Petrification is the natural (magical) act of permineralization. Throughout time, once a piece of wood has been buried underground, minerals can slowly become deposited into the tree’s cells. The minerals harden, turning into a stone mold while the organic material surrounding it dies away.
When thinking about the largest petrified tree, Arizona, California, and the Yellow Stone National Park, all come to mind. Well, I hate to break it to you but, Thailand is actually on record as being home to one of the largest petrified trees discovered thus far.
Everything You Need To Know About Petrified Trees
Petrified wood is fossilized wood that forms in several ways. Fossilized wood is generally a preserved section of a tree trunk that becomes the home for minerals that replace most of, if not all, of the tree’s organic material (wood). While petrified wood can be comprised of different minerals aside from wood, petrified wood can maintain its shape and patterns as a past organic form.
It’s like an imprint! Fossilized wood can occur in other forms, including wood in submerged swamps or forests and mummified wood.
Things you need to know – Petrified wood differs from fossilized wood in how it forms.
Where Is The Largest Petrified Tree?
There was an entire ancient tree unearthed in a reserve forest at Ban Tak District, Tak Province, one of Thailand’s 77 provinces. What was thought to be a small section of a petrified tree grew until the total size was 237 feet. Searching through all available records, it seems that this tree is the largest, intact petrified tree on the planet.
For comparison, the tallest living trees in the world are the Giant Sequoias of Northern California and the Gum trees in Australia, which stand over 425 feet tall.
What Is The Longest Petrified Tree?
Again, the tree unearthed in the province of Thailand takes the cake for being the longest petrified tree, measuring over 200 feet in length.
How Old Is The Oldest Petrified Wood?

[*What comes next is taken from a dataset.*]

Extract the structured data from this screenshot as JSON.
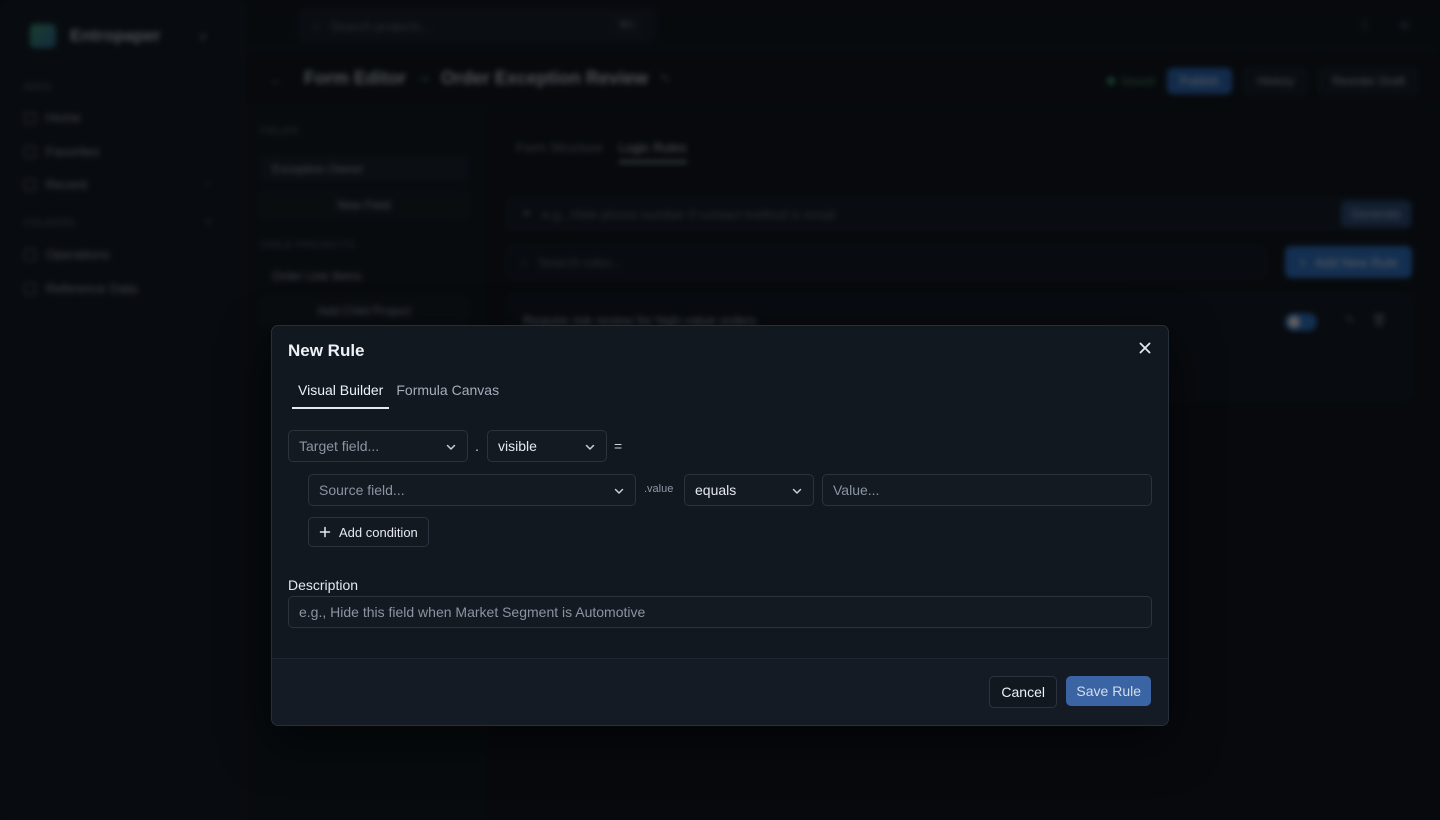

The “Petrified Forest National Park’s website states that the trees located in the Black Forest are about 211 million years old. Trees in Jasper, Blue, Crystal, and Rainbow Forests are even older, hitting somewhere around 218 million years old. And those are the deposit dates that don’t include their actual lifespan.
Some petrified wood that’s been located in the National Fossil Wood Park is home to 20 million-year-old fossilized wood. If we’re talking about the oldest, there’s an area in Brazil with some petrified wood samples that are as old as 280 million years old!
Largest Petrified Tree Stump In The World
The largest petrified tree stump in the world is the “Callixylon tree” and it’s located right here in the United States. If you’re in Oklahoma then head on over to East Central University to take a peek at this 250,000,000 year old petrified tree stump discovered by John Fitts in 1913.
How Does Petrified Wood Form?
Quite literally, petrified wood is wood that has been “stonified.” You could also say it’s mineralized wood just the same. When the natural fiber and structure that are usually emerging in trees get replaced with minerals like quartz or opal, the lack of oxygen slows the decay of the wood, minerals take over, and it creates petrified wood. The end result is a unique type of fossil.
How Does Petrified Wood Get its Colors?
Similar to many gemstones, the colors of petrified wood are created by the different elements or compounds within the minerals present. Iron oxides produce red, brown, and yellow coloration and hues. Trace amounts of manganese can have pinks and oranges. Blue and purple colors are usually caused by manganese dioxide, and shades of green are attributed to copper, iron, chromium, and cobalt.
It’s interesting that petrified wood from Arizona is known for having many colors within one specimen. These colors are caused by various oxidation states of iron.
How Old is Petrified Wood?
Most petrified wood on the planet can be between 50 to 500 million years old. While many samples of petrified wood are older than dinosaurs, it can form in as little as 5,000 to 10,000 years. That doesn’t seem like a small amount of time at all, does it?
Where is Petrified Wood Found?
Arizona, California, and various national parks throughout the United States are excellent places to find petrified wood. Petrified trees can be found worldwide, but the sites mentioned are the most notable.
Petrified wood is definitely hard to find, but it’s possible. While national parks in the United States contain excellent sources of petrified wood specimens, collecting pieces of nature or fossils from them is illegal. One of the best places to find and view petrified wood is the Petrified Forest National Park in northeastern Arizona. The park was once a dense lowland forest and a tropical climate with volcanoes nearby. When the volcanoes erupted, they spewed ash full of the elements and minerals that color the wood once it’s buried.
Some notable countries where fine specimens of petrified wood exist include; Australia, Brazil, Madagascar, China, Egypt, Indonesia, India, Canada, and the United Kingdom.